History can help explain how archives are valued in each society. This paper stems from my PhD research project, “A Comparative Study of Archival Access and Use in the UK and Thailand”, in which I examine how different societies value archives and how this affects archival access and use in order to address the problem of archives awareness in Thailand. Values and attitudes play an important role in how archives are valued. These two elements are shaped by information and experiences in different circumstances in history. The results of the study show that problems of archives use in Thailand are rooted in incompatibility between Thai societal values and Western ways to use and manage archives. The purpose of recordkeeping and use in the UK ranged at different times from keeping evidence of property and doing historical research to searching for identity and protecting one’s rights. In contrast, archives in Thailand have overwhelmingly been used by a limited number of historical researchers. This can be explained by a legacy of recordkeeping which is about keeping chronicles. The turning point was when the Thai recordkeeping system, as a part of the bureaucratic system, was Westernised to resist imperialist influence in the 19th century. The golden age of records management stayed for a short period of time and declined after the pressure from colonialism abated. This is because the values and perceptions attached to these archival systems did not fit the actual social contexts. Three themes relating to values and attitudes on archives, history, education and identity and rights, will be discussed. Finally, this paper will make some recommendations on archival access and use that suit Thai historical background and respond to emerging values in the changing society.

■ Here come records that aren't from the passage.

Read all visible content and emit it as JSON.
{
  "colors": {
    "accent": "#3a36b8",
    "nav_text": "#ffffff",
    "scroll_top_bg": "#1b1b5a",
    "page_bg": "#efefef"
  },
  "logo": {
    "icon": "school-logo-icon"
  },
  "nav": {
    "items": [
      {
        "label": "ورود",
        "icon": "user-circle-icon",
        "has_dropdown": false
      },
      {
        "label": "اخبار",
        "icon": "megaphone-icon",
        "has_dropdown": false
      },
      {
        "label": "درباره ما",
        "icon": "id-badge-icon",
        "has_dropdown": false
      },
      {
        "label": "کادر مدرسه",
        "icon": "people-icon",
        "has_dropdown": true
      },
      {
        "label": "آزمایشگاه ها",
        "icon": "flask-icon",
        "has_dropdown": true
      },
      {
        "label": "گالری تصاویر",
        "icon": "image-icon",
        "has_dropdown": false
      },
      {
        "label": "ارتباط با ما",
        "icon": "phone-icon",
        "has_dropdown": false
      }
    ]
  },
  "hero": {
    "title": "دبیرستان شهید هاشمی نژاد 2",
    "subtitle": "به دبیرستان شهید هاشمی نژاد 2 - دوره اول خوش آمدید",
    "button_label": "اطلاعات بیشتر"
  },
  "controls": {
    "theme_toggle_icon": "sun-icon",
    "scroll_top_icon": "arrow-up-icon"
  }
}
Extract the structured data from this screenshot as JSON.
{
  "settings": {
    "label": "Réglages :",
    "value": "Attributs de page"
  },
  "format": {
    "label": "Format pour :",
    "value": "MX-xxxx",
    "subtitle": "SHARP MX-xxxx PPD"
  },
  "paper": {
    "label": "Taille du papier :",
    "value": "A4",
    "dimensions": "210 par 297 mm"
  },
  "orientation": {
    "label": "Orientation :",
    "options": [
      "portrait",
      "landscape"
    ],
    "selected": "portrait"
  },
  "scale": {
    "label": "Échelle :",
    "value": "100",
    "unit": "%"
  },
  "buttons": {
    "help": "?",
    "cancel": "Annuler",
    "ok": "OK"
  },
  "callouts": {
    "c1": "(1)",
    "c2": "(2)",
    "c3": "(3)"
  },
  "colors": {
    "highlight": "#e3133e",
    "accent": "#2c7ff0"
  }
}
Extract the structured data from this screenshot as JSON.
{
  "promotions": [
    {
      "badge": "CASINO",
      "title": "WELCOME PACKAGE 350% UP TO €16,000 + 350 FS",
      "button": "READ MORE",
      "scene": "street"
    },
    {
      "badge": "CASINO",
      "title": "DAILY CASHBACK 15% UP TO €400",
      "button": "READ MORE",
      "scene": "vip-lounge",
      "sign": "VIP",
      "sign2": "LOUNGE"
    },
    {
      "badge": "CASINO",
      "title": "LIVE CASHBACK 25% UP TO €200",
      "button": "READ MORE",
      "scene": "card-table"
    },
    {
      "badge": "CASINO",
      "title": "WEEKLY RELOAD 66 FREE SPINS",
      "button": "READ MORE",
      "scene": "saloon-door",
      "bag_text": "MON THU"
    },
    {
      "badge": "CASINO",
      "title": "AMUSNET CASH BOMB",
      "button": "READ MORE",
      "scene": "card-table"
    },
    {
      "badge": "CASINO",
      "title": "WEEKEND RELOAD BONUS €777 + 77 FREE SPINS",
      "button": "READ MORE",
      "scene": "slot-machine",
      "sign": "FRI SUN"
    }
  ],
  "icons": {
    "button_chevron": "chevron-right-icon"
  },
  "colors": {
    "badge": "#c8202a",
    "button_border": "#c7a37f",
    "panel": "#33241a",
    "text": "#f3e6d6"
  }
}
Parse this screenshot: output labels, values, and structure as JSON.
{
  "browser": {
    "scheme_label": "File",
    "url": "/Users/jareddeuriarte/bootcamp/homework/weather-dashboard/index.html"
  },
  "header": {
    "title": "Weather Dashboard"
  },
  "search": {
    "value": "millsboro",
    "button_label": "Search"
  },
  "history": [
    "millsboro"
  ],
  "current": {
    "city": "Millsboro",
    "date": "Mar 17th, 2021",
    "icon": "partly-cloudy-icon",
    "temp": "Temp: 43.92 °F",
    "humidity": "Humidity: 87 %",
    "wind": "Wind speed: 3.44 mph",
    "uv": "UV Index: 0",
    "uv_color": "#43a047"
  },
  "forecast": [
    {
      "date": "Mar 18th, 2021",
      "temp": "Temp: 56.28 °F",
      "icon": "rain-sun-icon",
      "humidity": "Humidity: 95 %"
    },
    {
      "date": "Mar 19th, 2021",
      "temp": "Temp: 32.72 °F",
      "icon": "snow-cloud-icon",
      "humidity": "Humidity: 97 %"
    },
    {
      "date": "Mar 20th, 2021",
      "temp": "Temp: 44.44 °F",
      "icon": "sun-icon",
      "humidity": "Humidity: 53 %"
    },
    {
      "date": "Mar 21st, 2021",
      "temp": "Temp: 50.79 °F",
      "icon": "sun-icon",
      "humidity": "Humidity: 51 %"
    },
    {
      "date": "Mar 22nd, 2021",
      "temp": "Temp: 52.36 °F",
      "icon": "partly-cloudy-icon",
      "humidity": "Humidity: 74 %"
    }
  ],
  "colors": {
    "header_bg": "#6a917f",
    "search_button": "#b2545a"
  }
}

Naya Sucha-xaya is a third-year PhD student in Information Studies (Archive Studies) at University College London. Prior to her MA and her current study in London, she assisted in historical research on the dissemination of King Rama V’s Tipitaka (Buddhist sacred text) within Thailand and outside of the country in the nineteenth century, which inspired her to further her study in archives management as well as pursue her research interest in culture and history.